#### [Exercise aim]
Copy each entry precisely as written, and do not carry over the pictures.

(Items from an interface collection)
=-=-=-=-=

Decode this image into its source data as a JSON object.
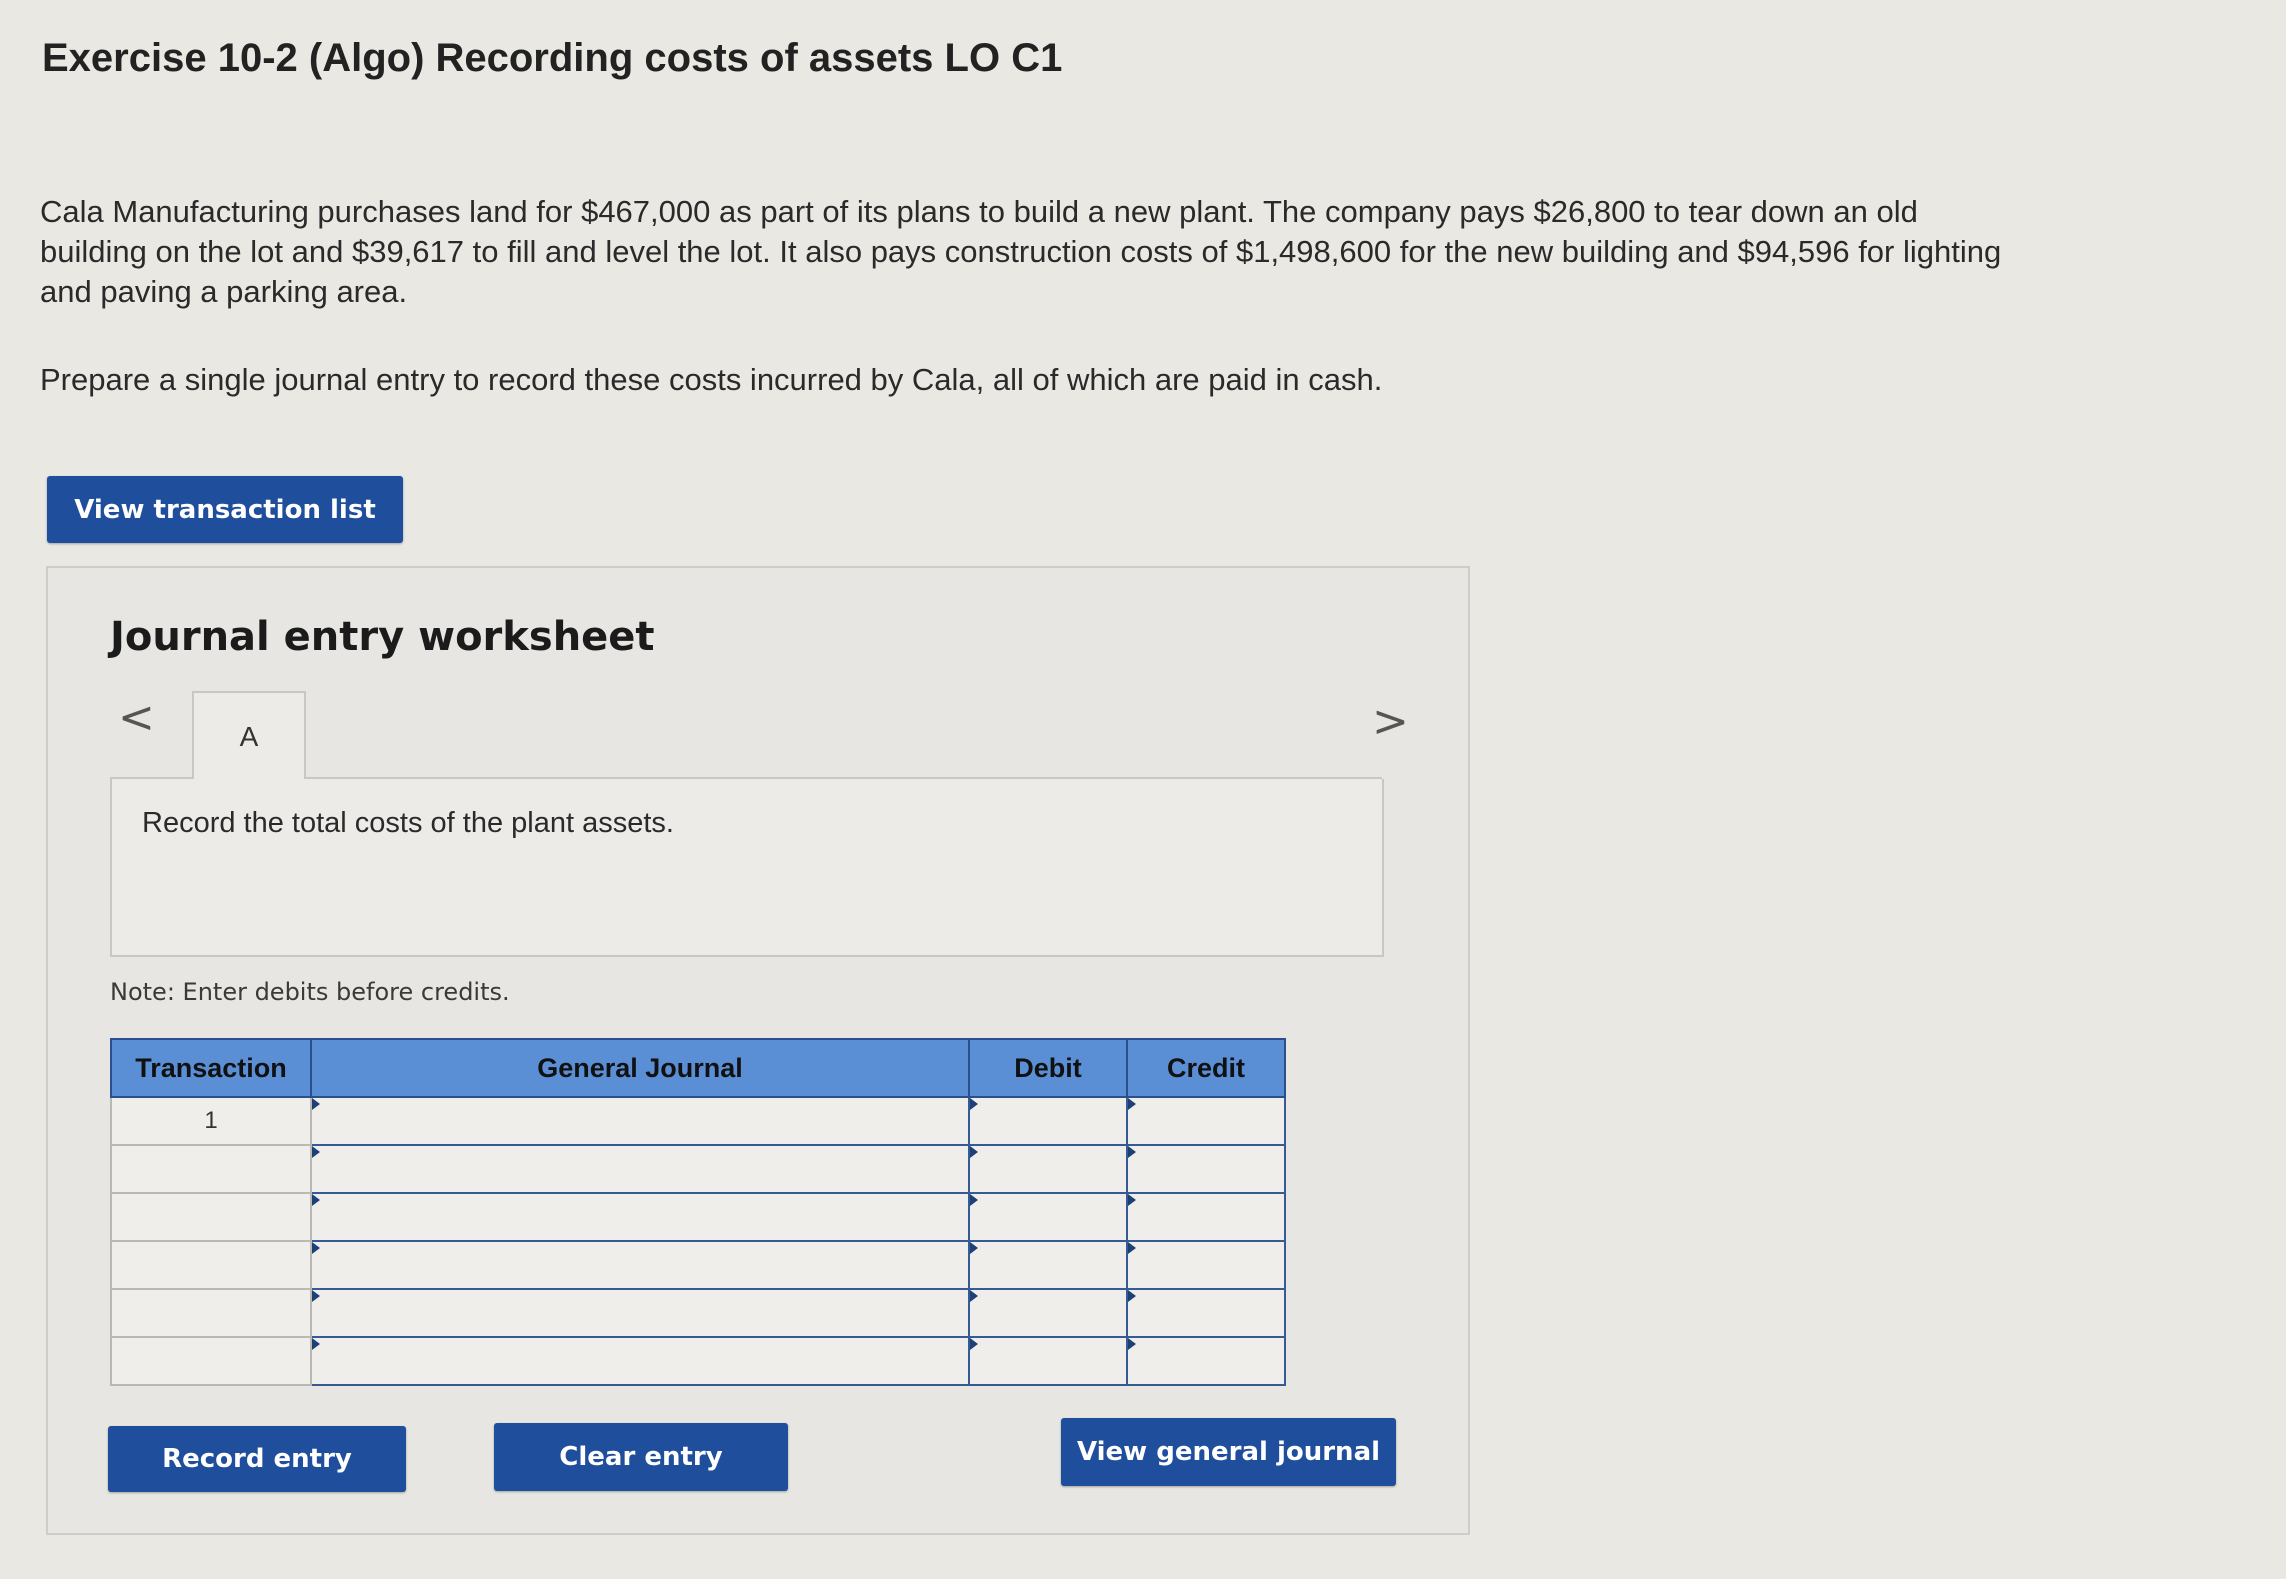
{
  "header": {
    "title": "Exercise 10-2 (Algo) Recording costs of assets LO C1"
  },
  "problem": {
    "text": "Cala Manufacturing purchases land for $467,000 as part of its plans to build a new plant. The company pays $26,800 to tear down an old building on the lot and $39,617 to fill and level the lot. It also pays construction costs of $1,498,600 for the new building and $94,596 for lighting and paving a parking area.",
    "instruction": "Prepare a single journal entry to record these costs incurred by Cala, all of which are paid in cash."
  },
  "buttons": {
    "view_transaction_list": "View transaction list",
    "record_entry": "Record entry",
    "clear_entry": "Clear entry",
    "view_general_journal": "View general journal"
  },
  "worksheet": {
    "title": "Journal entry worksheet",
    "nav_prev": "<",
    "nav_next": ">",
    "tab_label": "A",
    "requirement": "Record the total costs of the plant assets.",
    "note": "Note: Enter debits before credits."
  },
  "journal": {
    "headers": {
      "transaction": "Transaction",
      "general_journal": "General Journal",
      "debit": "Debit",
      "credit": "Credit"
    },
    "rows": [
      {
        "transaction": "1",
        "account": "",
        "debit": "",
        "credit": ""
      },
      {
        "transaction": "",
        "account": "",
        "debit": "",
        "credit": ""
      },
      {
        "transaction": "",
        "account": "",
        "debit": "",
        "credit": ""
      },
      {
        "transaction": "",
        "account": "",
        "debit": "",
        "credit": ""
      },
      {
        "transaction": "",
        "account": "",
        "debit": "",
        "credit": ""
      },
      {
        "transaction": "",
        "account": "",
        "debit": "",
        "credit": ""
      }
    ]
  },
  "colors": {
    "button_blue": "#1f4e9c",
    "header_blue": "#5a8fd6",
    "background": "#e9e8e3"
  }
}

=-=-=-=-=

#### [Reply to the task]
Decode this image into its source data as a JSON object.
{
  "header": {
    "title": "Exercise 10-2 (Algo) Recording costs of assets LO C1"
  },
  "problem": {
    "text": "Cala Manufacturing purchases land for $467,000 as part of its plans to build a new plant. The company pays $26,800 to tear down an old building on the lot and $39,617 to fill and level the lot. It also pays construction costs of $1,498,600 for the new building and $94,596 for lighting and paving a parking area.",
    "instruction": "Prepare a single journal entry to record these costs incurred by Cala, all of which are paid in cash."
  },
  "buttons": {
    "view_transaction_list": "View transaction list",
    "record_entry": "Record entry",
    "clear_entry": "Clear entry",
    "view_general_journal": "View general journal"
  },
  "worksheet": {
    "title": "Journal entry worksheet",
    "nav_prev": "<",
    "nav_next": ">",
    "tab_label": "A",
    "requirement": "Record the total costs of the plant assets.",
    "note": "Note: Enter debits before credits."
  },
  "journal": {
    "headers": {
      "transaction": "Transaction",
      "general_journal": "General Journal",
      "debit": "Debit",
      "credit": "Credit"
    },
    "rows": [
      {
        "transaction": "1",
        "account": "",
        "debit": "",
        "credit": ""
      },
      {
        "transaction": "",
        "account": "",
        "debit": "",
        "credit": ""
      },
      {
        "transaction": "",
        "account": "",
        "debit": "",
        "credit": ""
      },
      {
        "transaction": "",
        "account": "",
        "debit": "",
        "credit": ""
      },
      {
        "transaction": "",
        "account": "",
        "debit": "",
        "credit": ""
      },
      {
        "transaction": "",
        "account": "",
        "debit": "",
        "credit": ""
      }
    ]
  },
  "colors": {
    "button_blue": "#1f4e9c",
    "header_blue": "#5a8fd6",
    "background": "#e9e8e3"
  }
}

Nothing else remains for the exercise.